Looks like we’ve got some trouble between the hanging ‘tubular bells’ player on the left and the drummer on the right though

(Fanfare please), knowing that I’m dreadful with hands I’ve been doing some deep thinking and had a bandsman’s white gloved hand moment!   Made a try at forming large hands with glove cuffs and a shirt cuff too.  To go with that idea there’s a try-out pair of large boots (to be painted black) with bits of clay as laces and with longish ankles which may or may not become painted/stripey socks.

If they work then there’s another four sets of each to be made and if not there’s just the one set to hide in a box somewhere.  They’re going to take quite a few days to dry out so I’d better move on to the other decisions I’m pretending don’t exist.

Or I could always do that potting up I failed to do today😉

Greenery – real and not so real


A tale of back and forth
depending on the sunshine

We’ve been having some wonderful weather and autumn always means gardening demands.  I’ve been promising myself that I’d clean out the dead and misplaced greenery and rebuild various flower beds whilst in the mini-ing department there’s lots of bits of string to stick down, promising me that it will begin to look like greenery someday.

More sunshine today after a night of rain but my knees have given up so probably go for indoor work (potting up items that need new homes and rescuing self-seeded individuals that might overwinter) with mini-ing on the side of course.

Grubby but unbowed


With the clay bits for the figures still drying I’ve been having a go at dressing the bandstand.

A planter for all purposes

This once upon a time plant hanger (now would-be bandstand) has to be many more things.  I’d like it to also be the park and the sky too; the whole bandstand environment in fact.  Dream on, I know, but if you don’t try … that’s what I keep telling the plant hanger anyway.

So far it has obligingly grown grass for the floor, gained the beginnings of a painted ‘dome’ and allowed greenery to sprout here and there.

Rough but hopefully going somewhere


Begun adding a growth in painted string to give a little more cover

Needs to keep ploughing on to see where it will go and maybe I’ll get to the figures too.

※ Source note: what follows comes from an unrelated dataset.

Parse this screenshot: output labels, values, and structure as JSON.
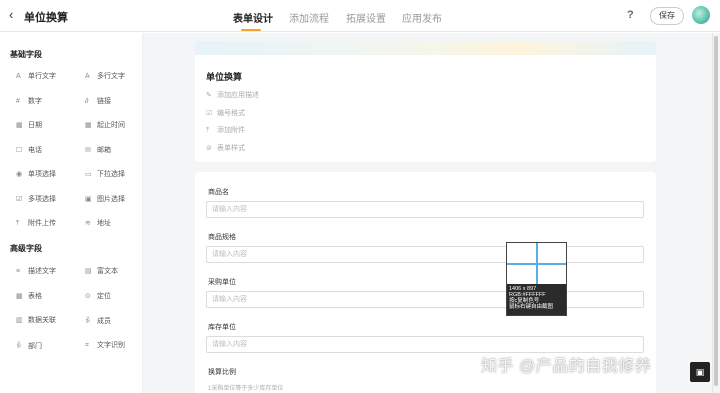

Trying to keep my eye on the ball as it were I’ve been looking at bandstands:

Overgrown in Sherborne, Dorset

Pattern and colours

Bandstand in use

and a Pintrest page dedicated to gazebo and bandstand